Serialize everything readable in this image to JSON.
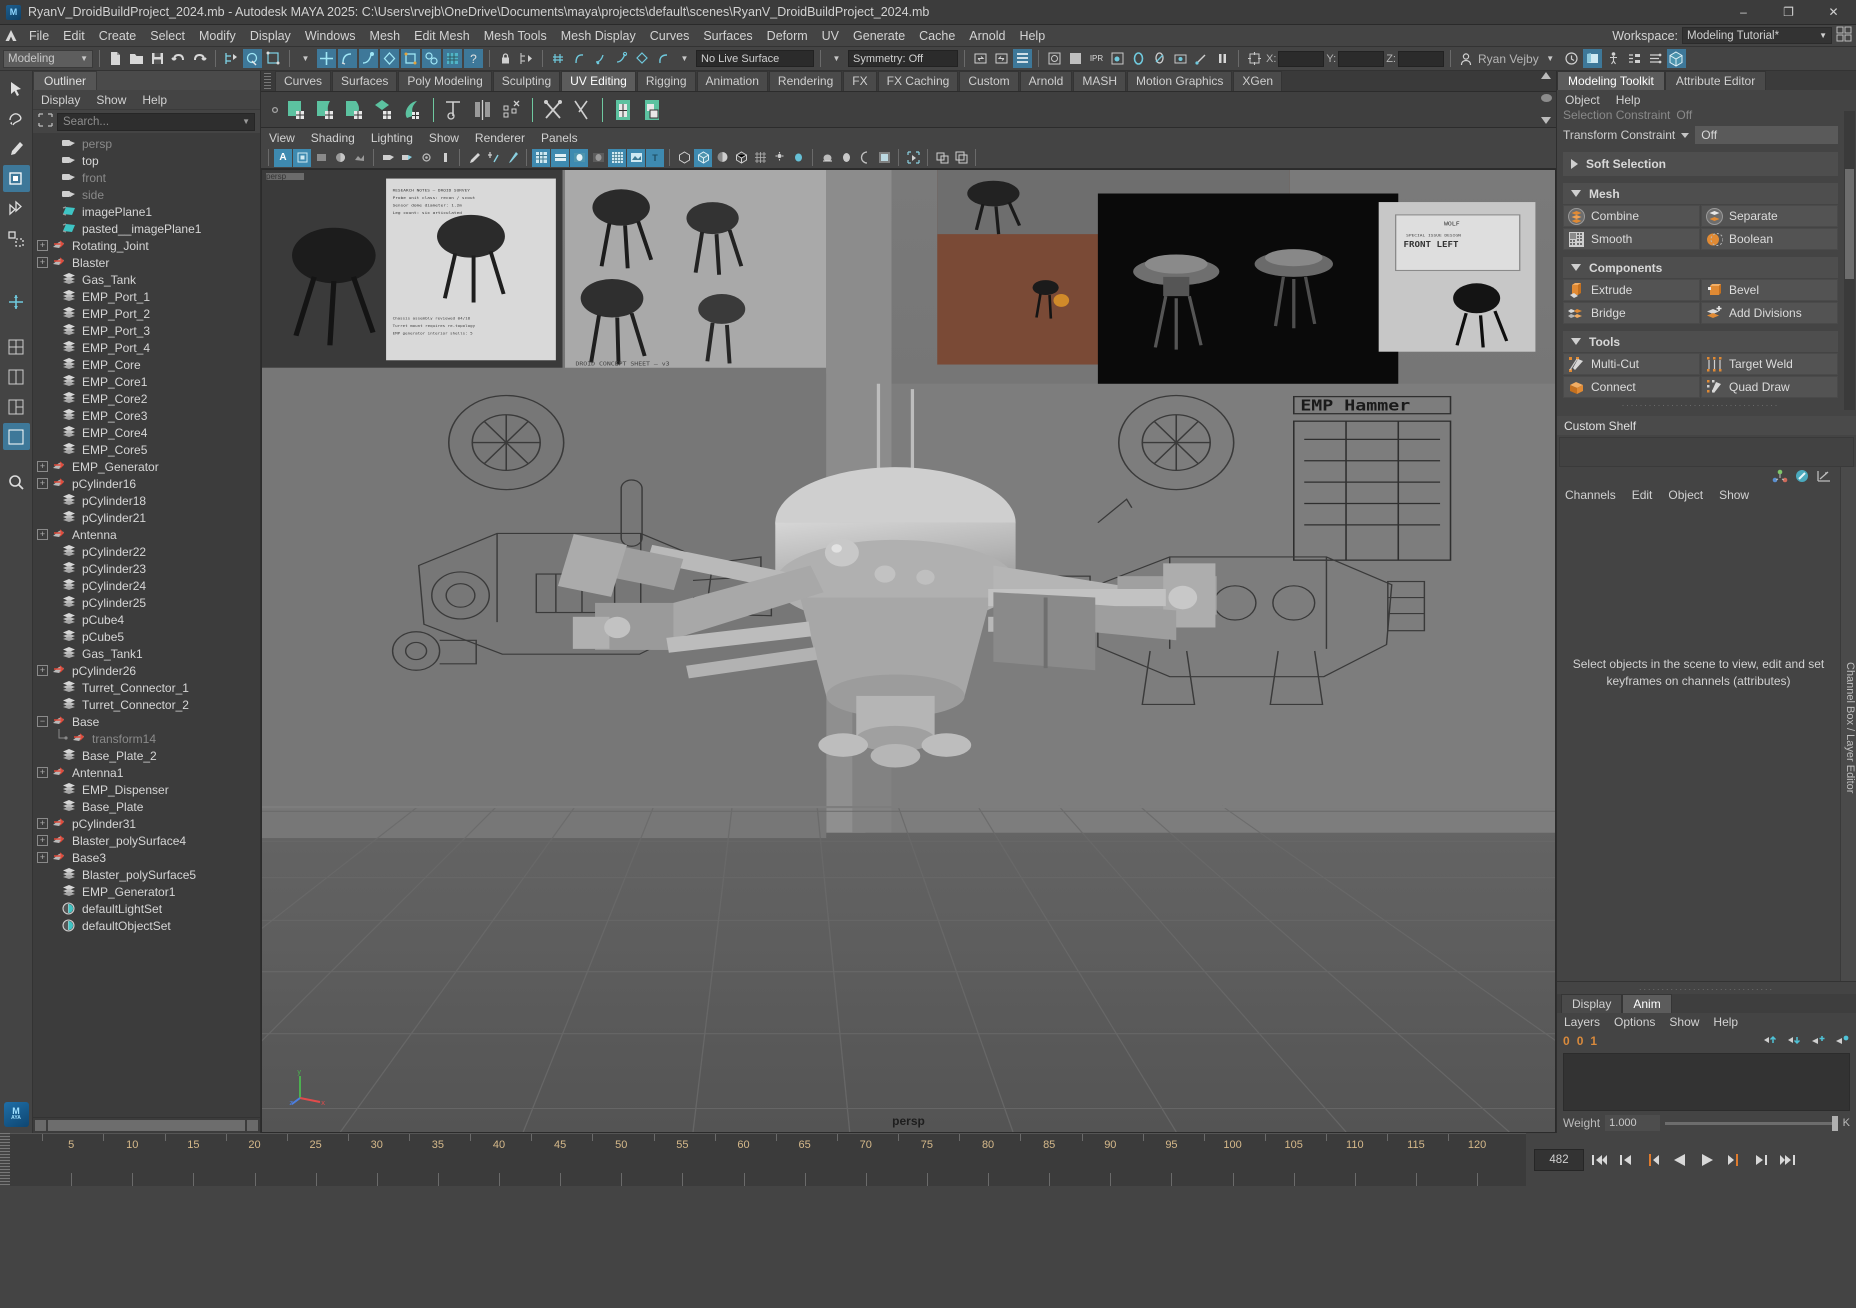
{
  "titlebar": {
    "title": "RyanV_DroidBuildProject_2024.mb - Autodesk MAYA 2025: C:\\Users\\rvejb\\OneDrive\\Documents\\maya\\projects\\default\\scenes\\RyanV_DroidBuildProject_2024.mb",
    "minimize": "–",
    "maximize": "❐",
    "close": "✕"
  },
  "menubar": {
    "items": [
      "File",
      "Edit",
      "Create",
      "Select",
      "Modify",
      "Display",
      "Windows",
      "Mesh",
      "Edit Mesh",
      "Mesh Tools",
      "Mesh Display",
      "Curves",
      "Surfaces",
      "Deform",
      "UV",
      "Generate",
      "Cache",
      "Arnold",
      "Help"
    ],
    "workspace_label": "Workspace:",
    "workspace_value": "Modeling Tutorial*"
  },
  "statusline": {
    "menuset": "Modeling",
    "live_surface": "No Live Surface",
    "symmetry": "Symmetry: Off",
    "coord_x": "X:",
    "coord_y": "Y:",
    "coord_z": "Z:",
    "coord_x_val": "",
    "coord_y_val": "",
    "coord_z_val": "",
    "user": "Ryan Vejby"
  },
  "outliner": {
    "tab": "Outliner",
    "menus": [
      "Display",
      "Show",
      "Help"
    ],
    "search_placeholder": "Search...",
    "items": [
      {
        "label": "persp",
        "icon": "camera-icon",
        "indent": 1,
        "expand": "none",
        "dim": true
      },
      {
        "label": "top",
        "icon": "camera-icon",
        "indent": 1,
        "expand": "none",
        "dim": false
      },
      {
        "label": "front",
        "icon": "camera-icon",
        "indent": 1,
        "expand": "none",
        "dim": true
      },
      {
        "label": "side",
        "icon": "camera-icon",
        "indent": 1,
        "expand": "none",
        "dim": true
      },
      {
        "label": "imagePlane1",
        "icon": "image-plane-icon",
        "indent": 1,
        "expand": "none",
        "dim": false
      },
      {
        "label": "pasted__imagePlane1",
        "icon": "image-plane-icon",
        "indent": 1,
        "expand": "none",
        "dim": false
      },
      {
        "label": "Rotating_Joint",
        "icon": "joint-icon",
        "indent": 0,
        "expand": "plus",
        "dim": false
      },
      {
        "label": "Blaster",
        "icon": "joint-icon",
        "indent": 0,
        "expand": "plus",
        "dim": false
      },
      {
        "label": "Gas_Tank",
        "icon": "mesh-icon",
        "indent": 1,
        "expand": "none",
        "dim": false
      },
      {
        "label": "EMP_Port_1",
        "icon": "mesh-icon",
        "indent": 1,
        "expand": "none",
        "dim": false
      },
      {
        "label": "EMP_Port_2",
        "icon": "mesh-icon",
        "indent": 1,
        "expand": "none",
        "dim": false
      },
      {
        "label": "EMP_Port_3",
        "icon": "mesh-icon",
        "indent": 1,
        "expand": "none",
        "dim": false
      },
      {
        "label": "EMP_Port_4",
        "icon": "mesh-icon",
        "indent": 1,
        "expand": "none",
        "dim": false
      },
      {
        "label": "EMP_Core",
        "icon": "mesh-icon",
        "indent": 1,
        "expand": "none",
        "dim": false
      },
      {
        "label": "EMP_Core1",
        "icon": "mesh-icon",
        "indent": 1,
        "expand": "none",
        "dim": false
      },
      {
        "label": "EMP_Core2",
        "icon": "mesh-icon",
        "indent": 1,
        "expand": "none",
        "dim": false
      },
      {
        "label": "EMP_Core3",
        "icon": "mesh-icon",
        "indent": 1,
        "expand": "none",
        "dim": false
      },
      {
        "label": "EMP_Core4",
        "icon": "mesh-icon",
        "indent": 1,
        "expand": "none",
        "dim": false
      },
      {
        "label": "EMP_Core5",
        "icon": "mesh-icon",
        "indent": 1,
        "expand": "none",
        "dim": false
      },
      {
        "label": "EMP_Generator",
        "icon": "joint-icon",
        "indent": 0,
        "expand": "plus",
        "dim": false
      },
      {
        "label": "pCylinder16",
        "icon": "joint-icon",
        "indent": 0,
        "expand": "plus",
        "dim": false
      },
      {
        "label": "pCylinder18",
        "icon": "mesh-icon",
        "indent": 1,
        "expand": "none",
        "dim": false
      },
      {
        "label": "pCylinder21",
        "icon": "mesh-icon",
        "indent": 1,
        "expand": "none",
        "dim": false
      },
      {
        "label": "Antenna",
        "icon": "joint-icon",
        "indent": 0,
        "expand": "plus",
        "dim": false
      },
      {
        "label": "pCylinder22",
        "icon": "mesh-icon",
        "indent": 1,
        "expand": "none",
        "dim": false
      },
      {
        "label": "pCylinder23",
        "icon": "mesh-icon",
        "indent": 1,
        "expand": "none",
        "dim": false
      },
      {
        "label": "pCylinder24",
        "icon": "mesh-icon",
        "indent": 1,
        "expand": "none",
        "dim": false
      },
      {
        "label": "pCylinder25",
        "icon": "mesh-icon",
        "indent": 1,
        "expand": "none",
        "dim": false
      },
      {
        "label": "pCube4",
        "icon": "mesh-icon",
        "indent": 1,
        "expand": "none",
        "dim": false
      },
      {
        "label": "pCube5",
        "icon": "mesh-icon",
        "indent": 1,
        "expand": "none",
        "dim": false
      },
      {
        "label": "Gas_Tank1",
        "icon": "mesh-icon",
        "indent": 1,
        "expand": "none",
        "dim": false
      },
      {
        "label": "pCylinder26",
        "icon": "joint-icon",
        "indent": 0,
        "expand": "plus",
        "dim": false
      },
      {
        "label": "Turret_Connector_1",
        "icon": "mesh-icon",
        "indent": 1,
        "expand": "none",
        "dim": false
      },
      {
        "label": "Turret_Connector_2",
        "icon": "mesh-icon",
        "indent": 1,
        "expand": "none",
        "dim": false
      },
      {
        "label": "Base",
        "icon": "joint-icon",
        "indent": 0,
        "expand": "minus",
        "dim": false
      },
      {
        "label": "transform14",
        "icon": "joint-icon",
        "indent": 2,
        "expand": "none",
        "dim": true,
        "tree": true
      },
      {
        "label": "Base_Plate_2",
        "icon": "mesh-icon",
        "indent": 1,
        "expand": "none",
        "dim": false
      },
      {
        "label": "Antenna1",
        "icon": "joint-icon",
        "indent": 0,
        "expand": "plus",
        "dim": false
      },
      {
        "label": "EMP_Dispenser",
        "icon": "mesh-icon",
        "indent": 1,
        "expand": "none",
        "dim": false
      },
      {
        "label": "Base_Plate",
        "icon": "mesh-icon",
        "indent": 1,
        "expand": "none",
        "dim": false
      },
      {
        "label": "pCylinder31",
        "icon": "joint-icon",
        "indent": 0,
        "expand": "plus",
        "dim": false
      },
      {
        "label": "Blaster_polySurface4",
        "icon": "joint-icon",
        "indent": 0,
        "expand": "plus",
        "dim": false
      },
      {
        "label": "Base3",
        "icon": "joint-icon",
        "indent": 0,
        "expand": "plus",
        "dim": false
      },
      {
        "label": "Blaster_polySurface5",
        "icon": "mesh-icon",
        "indent": 1,
        "expand": "none",
        "dim": false
      },
      {
        "label": "EMP_Generator1",
        "icon": "mesh-icon",
        "indent": 1,
        "expand": "none",
        "dim": false
      },
      {
        "label": "defaultLightSet",
        "icon": "set-icon",
        "indent": 1,
        "expand": "none",
        "dim": false
      },
      {
        "label": "defaultObjectSet",
        "icon": "set-icon",
        "indent": 1,
        "expand": "none",
        "dim": false
      }
    ]
  },
  "shelf": {
    "tabs": [
      "Curves",
      "Surfaces",
      "Poly Modeling",
      "Sculpting",
      "UV Editing",
      "Rigging",
      "Animation",
      "Rendering",
      "FX",
      "FX Caching",
      "Custom",
      "Arnold",
      "MASH",
      "Motion Graphics",
      "XGen"
    ],
    "active_tab": "UV Editing"
  },
  "viewport": {
    "menus": [
      "View",
      "Shading",
      "Lighting",
      "Show",
      "Renderer",
      "Panels"
    ],
    "camera_label": "persp",
    "hud_text": "persp"
  },
  "modeling_toolkit": {
    "tabs": [
      "Modeling Toolkit",
      "Attribute Editor"
    ],
    "active_tab": "Modeling Toolkit",
    "menus": [
      "Object",
      "Help"
    ],
    "selection_constraint_label": "Selection Constraint",
    "selection_constraint_value": "Off",
    "transform_constraint_label": "Transform Constraint",
    "transform_constraint_value": "Off",
    "soft_selection_label": "Soft Selection",
    "sections": [
      {
        "title": "Mesh",
        "buttons": [
          {
            "label": "Combine",
            "icon": "combine-icon"
          },
          {
            "label": "Separate",
            "icon": "separate-icon"
          },
          {
            "label": "Smooth",
            "icon": "smooth-icon"
          },
          {
            "label": "Boolean",
            "icon": "boolean-icon"
          }
        ]
      },
      {
        "title": "Components",
        "buttons": [
          {
            "label": "Extrude",
            "icon": "extrude-icon"
          },
          {
            "label": "Bevel",
            "icon": "bevel-icon"
          },
          {
            "label": "Bridge",
            "icon": "bridge-icon"
          },
          {
            "label": "Add Divisions",
            "icon": "add-divisions-icon"
          }
        ]
      },
      {
        "title": "Tools",
        "buttons": [
          {
            "label": "Multi-Cut",
            "icon": "multi-cut-icon"
          },
          {
            "label": "Target Weld",
            "icon": "target-weld-icon"
          },
          {
            "label": "Connect",
            "icon": "connect-icon"
          },
          {
            "label": "Quad Draw",
            "icon": "quad-draw-icon"
          }
        ]
      }
    ],
    "custom_shelf_title": "Custom Shelf"
  },
  "channel_box": {
    "menus": [
      "Channels",
      "Edit",
      "Object",
      "Show"
    ],
    "empty_message_line1": "Select objects in the scene to view, edit and set",
    "empty_message_line2": "keyframes on channels (attributes)",
    "vertical_tab": "Channel Box / Layer Editor"
  },
  "layer_editor": {
    "tabs": [
      "Display",
      "Anim"
    ],
    "active_tab": "Anim",
    "menus": [
      "Layers",
      "Options",
      "Show",
      "Help"
    ],
    "counters": [
      "0",
      "0",
      "1"
    ],
    "weight_label": "Weight",
    "weight_value": "1.000",
    "key_label": "K"
  },
  "timeline": {
    "ticks": [
      5,
      10,
      15,
      20,
      25,
      30,
      35,
      40,
      45,
      50,
      55,
      60,
      65,
      70,
      75,
      80,
      85,
      90,
      95,
      100,
      105,
      110,
      115,
      120
    ],
    "current_frame": "482",
    "playback_buttons": [
      "go-to-start",
      "step-back-key",
      "step-back-frame",
      "play-backwards",
      "play-forwards",
      "step-forward-frame",
      "step-forward-key",
      "go-to-end"
    ]
  }
}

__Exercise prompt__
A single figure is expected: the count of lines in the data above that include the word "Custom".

__Written solution__
2